Greg has been a good student at school, despite his opinion of it. He has already received a letter admitting him to a prestigious university. However, the time he spends with Rachel and trying with Earl to come up with a movie they feel appropriate for her leaves no time for studies. His grades plummet, and the university admissions office, apparently notified of the decline, sends him a second letter saying that they have now decided to withdraw their offer of admission.
Mom gives him the huge volume of college listings for him to look for an alternative. When he shares this with Rachel, we cannot but help wonder what she must be thinking concerning her own bleak future, one that precludes college. That volume later will contain a surprise that will help Greg deal with his emotions and outlook on life. Also an observation by Mr. McCarthy comes to mean a lot to Greg, the teacher talking about the mysteries of a human that are so profound and deep that we keep learning about a loved one even after they are gone. This turns out to be the case for the teenager, the film’s conclusion being one of the most memorable and moving of any film that I have seen.
It is telling that the worldview of both the filmmakers and the teenagers is secular. Though Greg’s and Rachel’s families are Jewish, no one speaks of God or offers a prayer for Rachel. We are shown no rabbi visiting in her home or chaplain at the hospital praying for her. Neither the girl nor best friend seem to talk about mortality and death, nor of God or any kind of after life. There is an “after life” in this film, but not in any religious sense. This after life takes place when Greg visits Rachel’s room and finds several surprises among her books, including the hefty college information book.
The film provides faith groups, especially youth, a golden opportunity to talk about friendship and death. The filmmakers refuse to go the usual Hollywood rout of having the pair rip off their clothes and writhe in ecstasy on her bed, as music wells up celebrating True Love. (We almost expect this after several weeks and then a semester go by—that it doesn’t happen adds to my admiration of both the writer and the director!) Thus leaders need not worry about having to explain/warn parents about the film’s content. The filmmakers are not interested in titillating us, but instead want to explore three young people striving to cope in a world of school classes, relationships, senior proms, caring (and thus seemingly pushy at times) parents, and the search for a suitable college interrupted by illness and…
I hope this is not one of those worthy films that becomes lost amidst the hype of summer blockbusters. Remember the wonderful Short Term12? Unless you have been a steady VP reader, probably not. Both films are fine accounts of teenagers under stress, told without any trace of the maudlin. If you love films, you owe it to yourself to see both.
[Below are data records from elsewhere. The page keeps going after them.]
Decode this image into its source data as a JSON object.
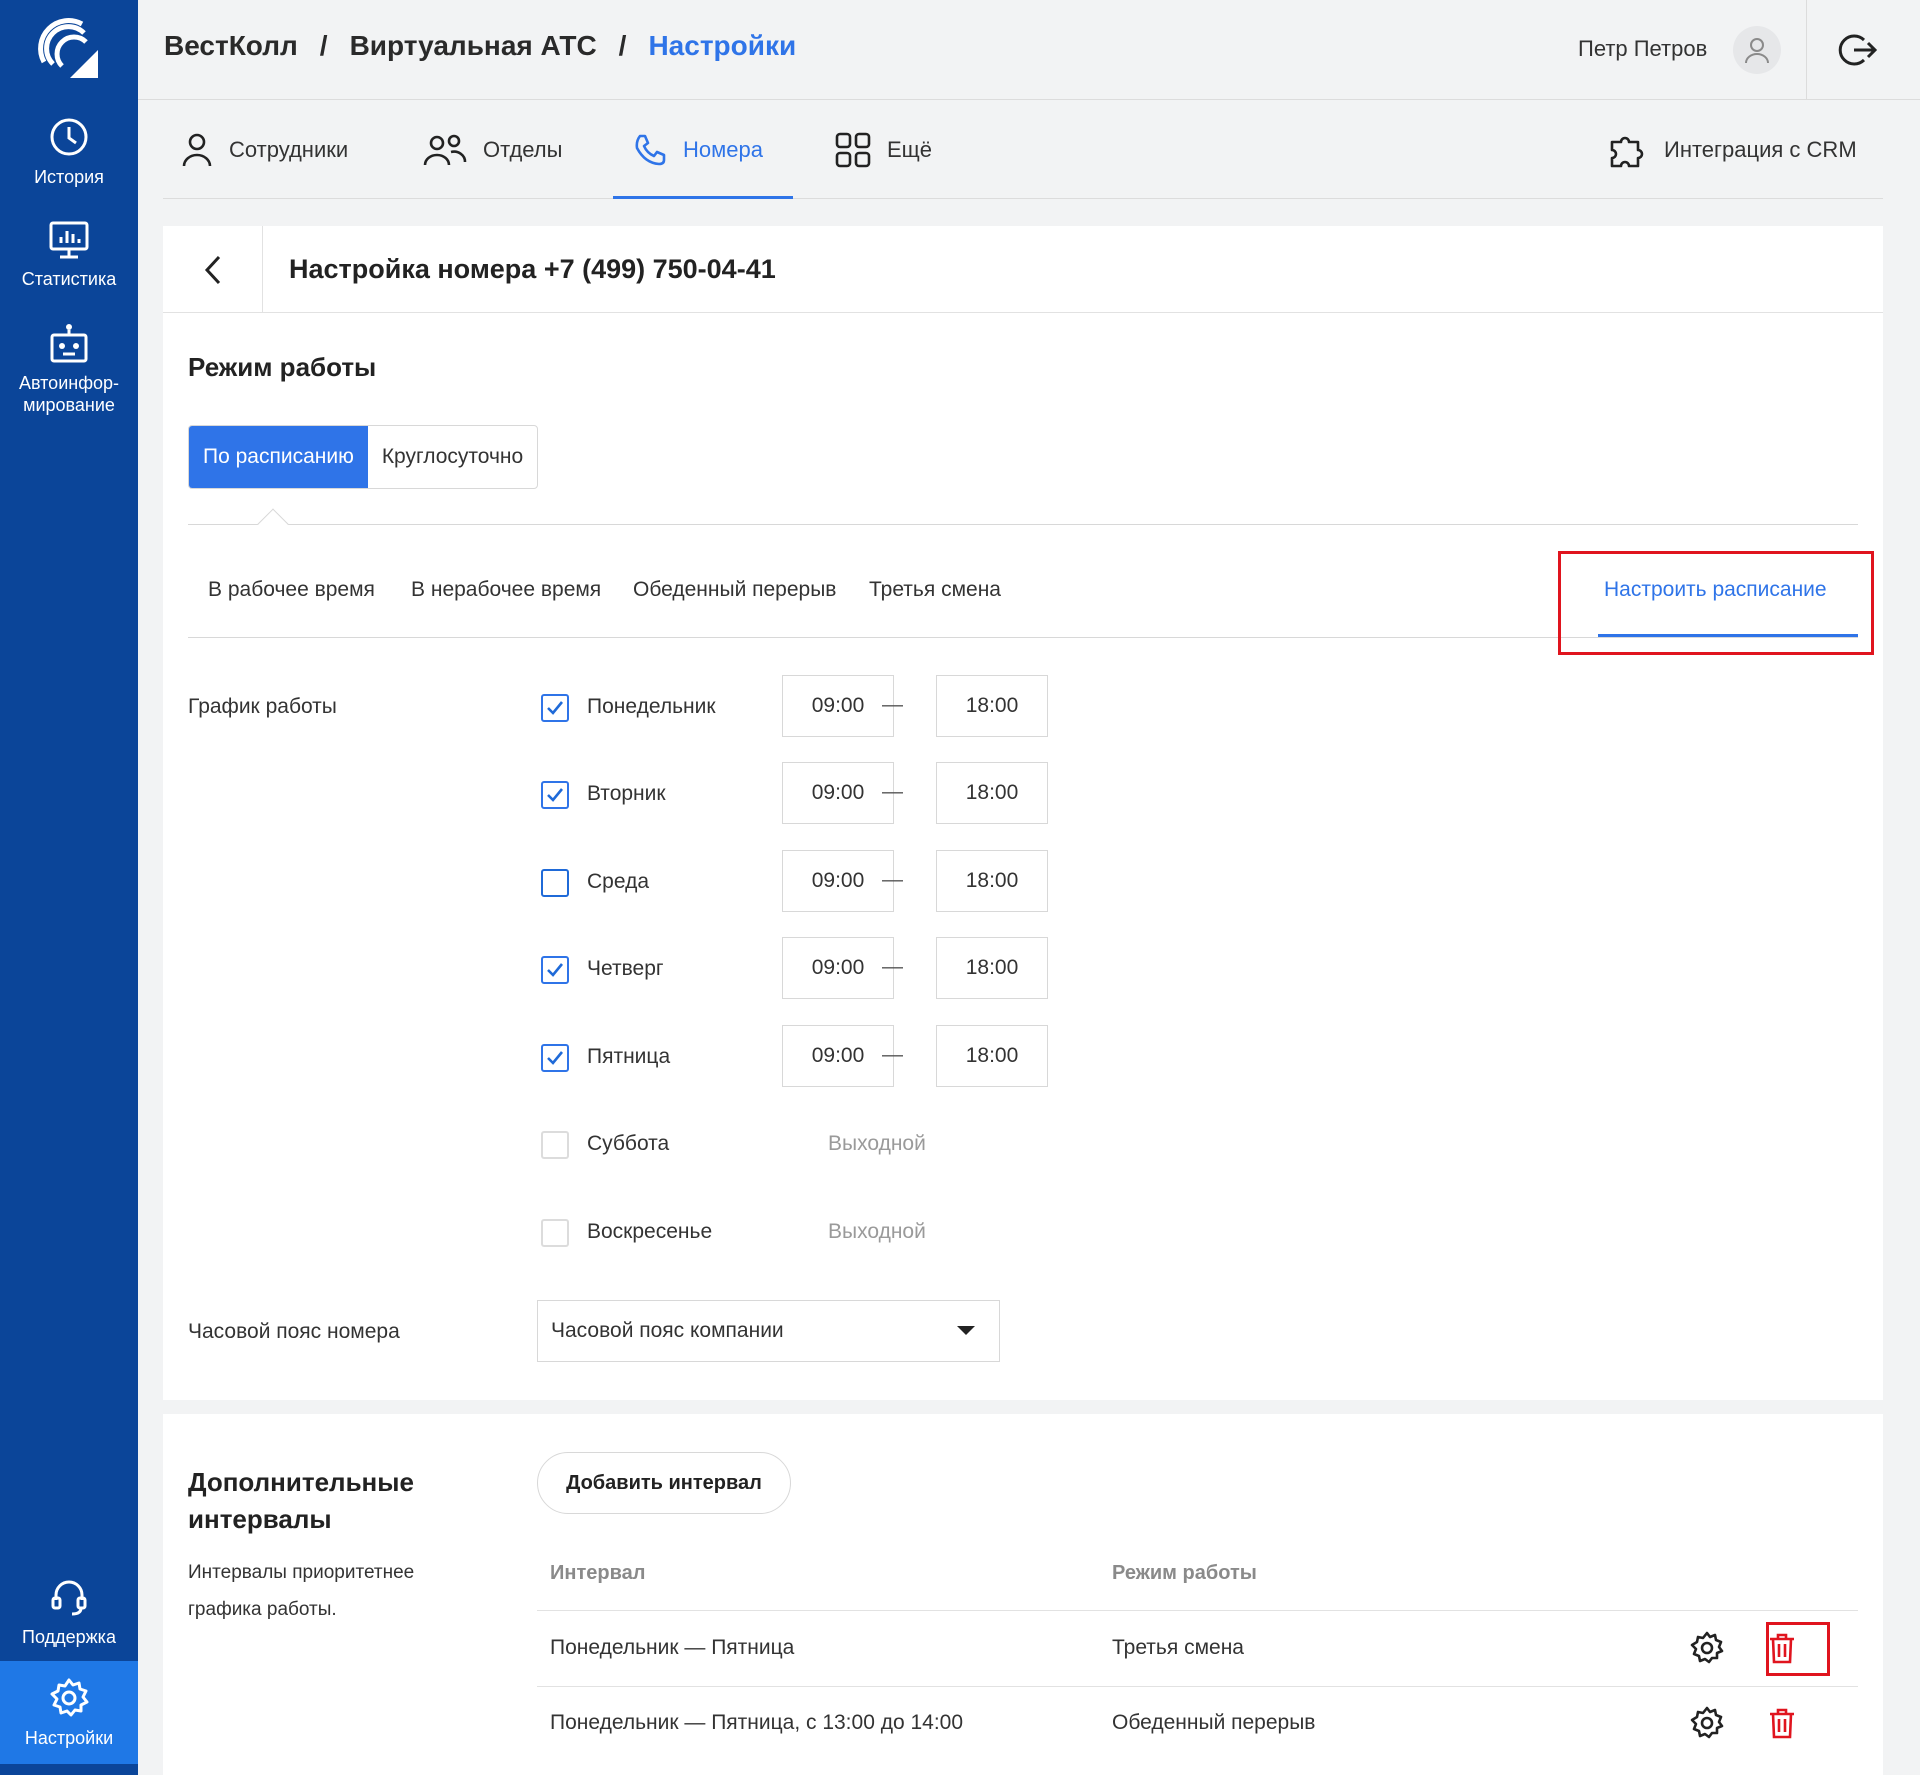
{
  "sidebar": {
    "items": [
      {
        "label": "История",
        "icon": "clock-icon"
      },
      {
        "label": "Статистика",
        "icon": "chart-monitor-icon"
      },
      {
        "label": "Автоинфор-",
        "label2": "мирование",
        "icon": "robot-icon"
      },
      {
        "label": "Поддержка",
        "icon": "headset-icon"
      },
      {
        "label": "Настройки",
        "icon": "gear-icon",
        "active": true
      }
    ]
  },
  "header": {
    "breadcrumb": [
      "ВестКолл",
      "Виртуальная АТС",
      "Настройки"
    ],
    "user_name": "Петр Петров"
  },
  "tabs": {
    "items": [
      {
        "label": "Сотрудники",
        "icon": "user-icon"
      },
      {
        "label": "Отделы",
        "icon": "users-icon"
      },
      {
        "label": "Номера",
        "icon": "phone-icon",
        "active": true
      },
      {
        "label": "Ещё",
        "icon": "grid-icon"
      }
    ],
    "crm": {
      "label": "Интеграция с CRM",
      "icon": "puzzle-icon"
    }
  },
  "card": {
    "title": "Настройка номера +7 (499) 750-04-41",
    "mode_title": "Режим работы",
    "mode_options": [
      "По расписанию",
      "Круглосуточно"
    ],
    "mode_selected": "По расписанию",
    "subtabs": [
      "В рабочее время",
      "В нерабочее время",
      "Обеденный перерыв",
      "Третья смена",
      "Настроить расписание"
    ],
    "subtab_active": "Настроить расписание",
    "schedule_label": "График работы",
    "days": [
      {
        "name": "Понедельник",
        "checked": true,
        "from": "09:00",
        "to": "18:00"
      },
      {
        "name": "Вторник",
        "checked": true,
        "from": "09:00",
        "to": "18:00"
      },
      {
        "name": "Среда",
        "checked": false,
        "from": "09:00",
        "to": "18:00"
      },
      {
        "name": "Четверг",
        "checked": true,
        "from": "09:00",
        "to": "18:00"
      },
      {
        "name": "Пятница",
        "checked": true,
        "from": "09:00",
        "to": "18:00"
      },
      {
        "name": "Суббота",
        "checked": false,
        "dayoff": "Выходной"
      },
      {
        "name": "Воскресенье",
        "checked": false,
        "dayoff": "Выходной"
      }
    ],
    "dash": "—",
    "timezone_label": "Часовой пояс номера",
    "timezone_value": "Часовой пояс компании"
  },
  "intervals": {
    "title": "Дополнительные интервалы",
    "description": "Интервалы приоритетнее графика работы.",
    "add_button": "Добавить интервал",
    "columns": [
      "Интервал",
      "Режим работы"
    ],
    "rows": [
      {
        "interval": "Понедельник — Пятница",
        "mode": "Третья смена"
      },
      {
        "interval": "Понедельник — Пятница, с 13:00 до 14:00",
        "mode": "Обеденный перерыв"
      }
    ]
  },
  "colors": {
    "sidebar": "#0b4599",
    "accent": "#2f74e8",
    "danger": "#e0141e"
  }
}
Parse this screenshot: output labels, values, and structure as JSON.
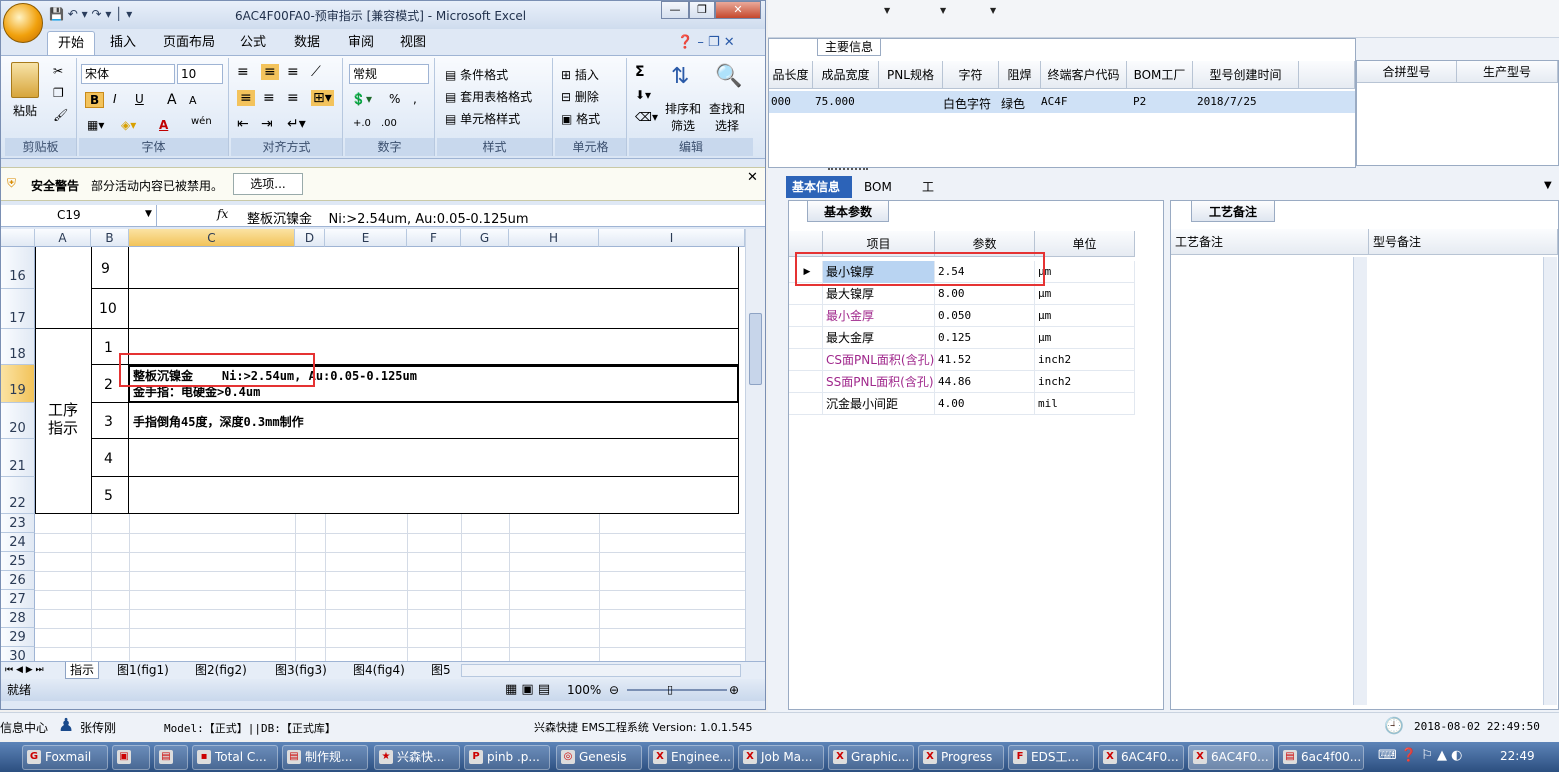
{
  "excel": {
    "title": "6AC4F00FA0-预审指示 [兼容模式] - Microsoft Excel",
    "tabs": [
      "开始",
      "插入",
      "页面布局",
      "公式",
      "数据",
      "审阅",
      "视图"
    ],
    "clipboard": {
      "paste": "粘贴",
      "label": "剪贴板"
    },
    "font": {
      "name": "宋体",
      "size": "10",
      "label": "字体",
      "bold": "B",
      "italic": "I",
      "underline": "U",
      "grow": "A",
      "shrink": "A",
      "fontcolor": "A",
      "phonetic": "wén"
    },
    "alignment": {
      "label": "对齐方式"
    },
    "number": {
      "format": "常规",
      "label": "数字",
      "percent": "%",
      "comma": ",",
      "inc": "+.0",
      "dec": ".00"
    },
    "styles": {
      "cond": "条件格式",
      "table": "套用表格格式",
      "cell": "单元格样式",
      "label": "样式"
    },
    "cells": {
      "insert": "插入",
      "delete": "删除",
      "format": "格式",
      "label": "单元格"
    },
    "editing": {
      "sum": "Σ",
      "sort": "排序和\n筛选",
      "find": "查找和\n选择",
      "label": "编辑"
    },
    "security": {
      "title": "安全警告",
      "msg": "部分活动内容已被禁用。",
      "options": "选项..."
    },
    "namebox": "C19",
    "fx": "fx",
    "formula": "整板沉镍金    Ni:>2.54um, Au:0.05-0.125um",
    "columns": [
      "A",
      "B",
      "C",
      "D",
      "E",
      "F",
      "G",
      "H",
      "I"
    ],
    "rows": [
      {
        "num": "16",
        "b": "9",
        "c": ""
      },
      {
        "num": "17",
        "b": "10",
        "c": ""
      },
      {
        "num": "18",
        "b": "1",
        "c": ""
      },
      {
        "num": "19",
        "b": "2",
        "c": "整板沉镍金    Ni:>2.54um, Au:0.05-0.125um",
        "c2": "金手指：电硬金>0.4um"
      },
      {
        "num": "20",
        "b": "3",
        "c": "手指倒角45度，深度0.3mm制作"
      },
      {
        "num": "21",
        "b": "4",
        "c": ""
      },
      {
        "num": "22",
        "b": "5",
        "c": ""
      }
    ],
    "merged_a": "工序\n指示",
    "empty_rows": [
      "23",
      "24",
      "25",
      "26",
      "27",
      "28",
      "29",
      "30"
    ],
    "sheet_tabs": [
      "指示",
      "图1(fig1)",
      "图2(fig2)",
      "图3(fig3)",
      "图4(fig4)",
      "图5"
    ],
    "status": "就绪",
    "zoom": "100%"
  },
  "ems": {
    "main_info_title": "主要信息",
    "headers": [
      "品长度",
      "成品宽度",
      "PNL规格",
      "字符",
      "阻焊",
      "终端客户代码",
      "BOM工厂",
      "型号创建时间"
    ],
    "row": [
      "000",
      "75.000",
      "",
      "白色字符",
      "绿色",
      "AC4F",
      "P2",
      "2018/7/25"
    ],
    "merge_headers": [
      "合拼型号",
      "生产型号"
    ],
    "tabs": [
      "基本信息",
      "BOM",
      "工时"
    ],
    "param_tab": "基本参数",
    "param_headers": [
      "项目",
      "参数",
      "单位"
    ],
    "params": [
      {
        "item": "最小镍厚",
        "value": "2.54",
        "unit": "μm",
        "color": "#000000"
      },
      {
        "item": "最大镍厚",
        "value": "8.00",
        "unit": "μm",
        "color": "#000000"
      },
      {
        "item": "最小金厚",
        "value": "0.050",
        "unit": "μm",
        "color": "#a0288c"
      },
      {
        "item": "最大金厚",
        "value": "0.125",
        "unit": "μm",
        "color": "#000000"
      },
      {
        "item": "CS面PNL面积(含孔)",
        "value": "41.52",
        "unit": "inch2",
        "color": "#a0288c"
      },
      {
        "item": "SS面PNL面积(含孔)",
        "value": "44.86",
        "unit": "inch2",
        "color": "#a0288c"
      },
      {
        "item": "沉金最小间距",
        "value": "4.00",
        "unit": "mil",
        "color": "#000000"
      }
    ],
    "craft_tab": "工艺备注",
    "craft_headers": [
      "工艺备注",
      "型号备注"
    ]
  },
  "status": {
    "left": "信息中心",
    "user": "张传刚",
    "model": "Model:【正式】||DB:【正式库】",
    "system": "兴森快捷 EMS工程系统 Version: 1.0.1.545",
    "datetime": "2018-08-02 22:49:50"
  },
  "taskbar": {
    "items": [
      "Foxmail",
      "",
      "",
      "Total C...",
      "制作规...",
      "兴森快...",
      "pinb .p...",
      "Genesis",
      "Enginee...",
      "Job Ma...",
      "Graphic...",
      "Progress",
      "EDS工...",
      "6AC4F0...",
      "6AC4F0...",
      "6ac4f00..."
    ],
    "clock": "22:49"
  },
  "colors": {
    "accent": "#2c63b8",
    "highlight": "#e53333",
    "selected_row": "#cfe1f6"
  }
}
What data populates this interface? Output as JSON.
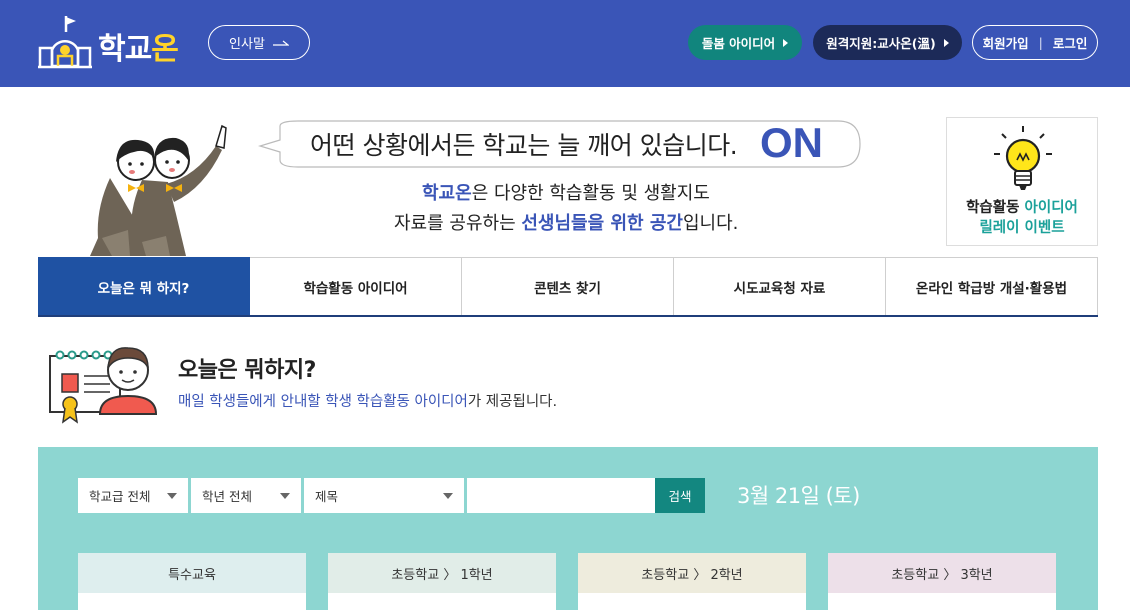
{
  "header": {
    "logo": {
      "text_main": "학교",
      "text_accent": "온"
    },
    "greeting_label": "인사말",
    "care_label": "돌봄 아이디어",
    "remote_label": "원격지원:교사온(溫)",
    "signup_label": "회원가입",
    "separator": "|",
    "login_label": "로그인",
    "colors": {
      "header_bg": "#3a55b7",
      "care_bg": "#11857d",
      "remote_bg": "#1c2a58",
      "accent_yellow": "#ffd32a"
    }
  },
  "hero": {
    "bubble_text": "어떤 상황에서든 학교는 늘 깨어 있습니다.",
    "bubble_on": "ON",
    "desc1_highlight": "학교온",
    "desc1_rest": "은 다양한 학습활동 및 생활지도",
    "desc2_pre": "자료를 공유하는 ",
    "desc2_highlight": "선생님들을 위한 공간",
    "desc2_post": "입니다."
  },
  "event": {
    "line1_a": "학습활동 ",
    "line1_b": "아이디어",
    "line2": "릴레이 이벤트",
    "icon": "lightbulb-icon"
  },
  "tabs": [
    {
      "label": "오늘은 뭐 하지?",
      "active": true
    },
    {
      "label": "학습활동 아이디어",
      "active": false
    },
    {
      "label": "콘텐츠 찾기",
      "active": false
    },
    {
      "label": "시도교육청 자료",
      "active": false
    },
    {
      "label": "온라인 학급방 개설·활용법",
      "active": false
    }
  ],
  "section": {
    "title": "오늘은 뭐하지?",
    "sub_blue": "매일 학생들에게 안내할 학생 학습활동 아이디어",
    "sub_rest": "가 제공됩니다."
  },
  "search": {
    "school_level": "학교급 전체",
    "grade": "학년 전체",
    "field": "제목",
    "query": "",
    "button": "검색",
    "date": "3월 21일 (토)",
    "colors": {
      "panel_bg": "#8dd6d1",
      "button_bg": "#138780"
    }
  },
  "cards": [
    {
      "label": "특수교육"
    },
    {
      "label": "초등학교 〉 1학년"
    },
    {
      "label": "초등학교 〉 2학년"
    },
    {
      "label": "초등학교 〉 3학년"
    }
  ]
}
This review with a set of discussion questions will be in the July issue of Visual Parables. A subscription to the journal will also give you access to Lectionary Links, a feature for preachers that links a film to one or more lessons from the Common Lectionary.